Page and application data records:

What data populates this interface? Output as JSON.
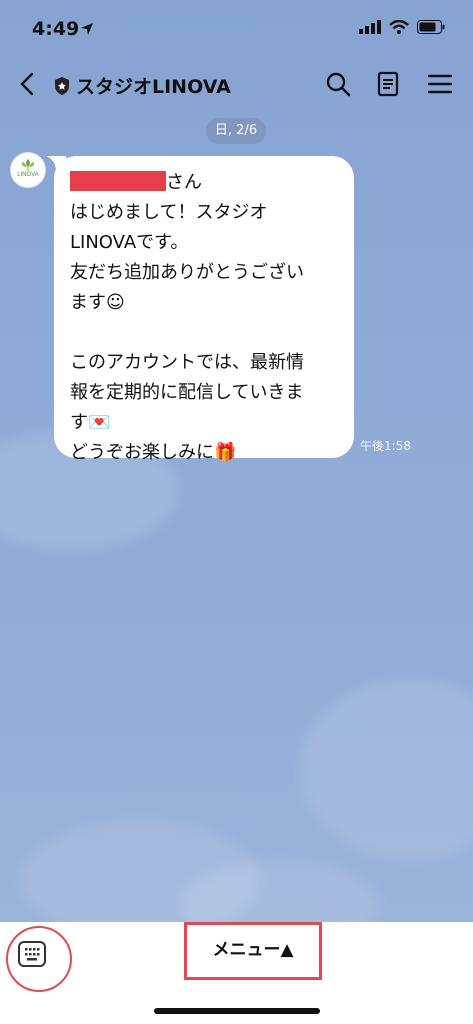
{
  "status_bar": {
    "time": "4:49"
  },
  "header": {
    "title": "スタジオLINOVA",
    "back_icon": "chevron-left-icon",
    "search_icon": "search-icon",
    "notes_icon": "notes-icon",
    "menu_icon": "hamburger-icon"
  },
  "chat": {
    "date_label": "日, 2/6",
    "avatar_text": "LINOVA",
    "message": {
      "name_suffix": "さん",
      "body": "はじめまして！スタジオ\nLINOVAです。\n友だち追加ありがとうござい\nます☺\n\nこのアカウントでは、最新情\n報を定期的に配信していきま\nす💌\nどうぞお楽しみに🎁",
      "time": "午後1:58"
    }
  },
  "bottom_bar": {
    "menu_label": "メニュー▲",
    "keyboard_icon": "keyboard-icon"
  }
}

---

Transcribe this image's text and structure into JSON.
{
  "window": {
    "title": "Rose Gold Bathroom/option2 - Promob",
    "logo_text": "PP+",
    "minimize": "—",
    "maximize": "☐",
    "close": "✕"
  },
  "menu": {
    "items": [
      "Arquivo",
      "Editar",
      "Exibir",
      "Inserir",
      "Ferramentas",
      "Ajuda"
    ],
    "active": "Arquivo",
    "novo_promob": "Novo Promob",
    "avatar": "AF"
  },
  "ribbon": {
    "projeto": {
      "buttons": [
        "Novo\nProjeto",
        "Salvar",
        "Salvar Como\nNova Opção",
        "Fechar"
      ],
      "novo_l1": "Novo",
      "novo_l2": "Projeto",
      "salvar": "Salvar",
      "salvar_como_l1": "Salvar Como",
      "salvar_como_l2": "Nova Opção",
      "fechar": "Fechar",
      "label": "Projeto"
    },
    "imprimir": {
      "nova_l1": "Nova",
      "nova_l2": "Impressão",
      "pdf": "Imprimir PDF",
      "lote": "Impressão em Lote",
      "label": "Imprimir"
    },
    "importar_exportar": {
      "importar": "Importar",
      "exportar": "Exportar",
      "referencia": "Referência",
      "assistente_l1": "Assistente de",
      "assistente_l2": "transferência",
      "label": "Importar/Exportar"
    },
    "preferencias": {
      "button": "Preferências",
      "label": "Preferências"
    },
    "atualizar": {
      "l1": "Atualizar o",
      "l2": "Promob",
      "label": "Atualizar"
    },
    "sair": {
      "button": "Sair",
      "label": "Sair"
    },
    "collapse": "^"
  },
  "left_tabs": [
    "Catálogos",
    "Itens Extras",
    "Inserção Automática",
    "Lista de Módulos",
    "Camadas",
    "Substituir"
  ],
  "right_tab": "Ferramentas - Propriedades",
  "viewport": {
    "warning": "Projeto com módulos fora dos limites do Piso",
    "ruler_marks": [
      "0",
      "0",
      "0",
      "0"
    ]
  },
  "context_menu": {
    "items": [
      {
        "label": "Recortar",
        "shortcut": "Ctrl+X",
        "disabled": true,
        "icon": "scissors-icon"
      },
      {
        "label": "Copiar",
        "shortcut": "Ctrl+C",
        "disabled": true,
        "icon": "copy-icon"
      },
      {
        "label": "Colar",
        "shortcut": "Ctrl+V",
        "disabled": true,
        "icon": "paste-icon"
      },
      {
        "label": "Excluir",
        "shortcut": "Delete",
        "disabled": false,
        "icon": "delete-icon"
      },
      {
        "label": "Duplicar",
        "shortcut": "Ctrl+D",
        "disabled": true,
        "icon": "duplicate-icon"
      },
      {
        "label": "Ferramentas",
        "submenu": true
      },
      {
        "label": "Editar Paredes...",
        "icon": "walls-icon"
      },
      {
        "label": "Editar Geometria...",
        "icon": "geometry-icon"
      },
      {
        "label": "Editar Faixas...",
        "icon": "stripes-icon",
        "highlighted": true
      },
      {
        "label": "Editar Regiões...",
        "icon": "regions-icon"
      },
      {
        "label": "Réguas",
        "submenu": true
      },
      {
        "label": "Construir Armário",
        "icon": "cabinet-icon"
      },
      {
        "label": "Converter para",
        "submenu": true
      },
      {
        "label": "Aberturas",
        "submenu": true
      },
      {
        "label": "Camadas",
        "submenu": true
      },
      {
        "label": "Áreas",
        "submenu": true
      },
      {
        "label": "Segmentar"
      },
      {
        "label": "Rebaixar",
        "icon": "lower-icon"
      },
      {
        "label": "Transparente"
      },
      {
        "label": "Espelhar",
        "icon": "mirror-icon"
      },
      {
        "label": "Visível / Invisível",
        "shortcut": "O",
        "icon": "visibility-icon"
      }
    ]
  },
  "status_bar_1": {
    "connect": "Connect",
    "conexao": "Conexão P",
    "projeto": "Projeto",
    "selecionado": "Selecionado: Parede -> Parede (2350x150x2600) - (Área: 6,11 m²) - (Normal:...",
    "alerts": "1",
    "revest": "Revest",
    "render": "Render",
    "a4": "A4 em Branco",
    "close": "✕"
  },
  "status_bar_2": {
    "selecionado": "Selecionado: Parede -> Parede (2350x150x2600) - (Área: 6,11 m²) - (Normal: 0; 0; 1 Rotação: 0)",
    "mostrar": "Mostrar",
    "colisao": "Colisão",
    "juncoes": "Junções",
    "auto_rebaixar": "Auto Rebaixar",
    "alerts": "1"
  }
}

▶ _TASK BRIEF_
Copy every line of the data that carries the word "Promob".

▶ _EXPECTED OUTPUT_
    "title": "Rose Gold Bathroom/option2 - Promob",
    "novo_promob": "Novo Promob",
      "l2": "Promob",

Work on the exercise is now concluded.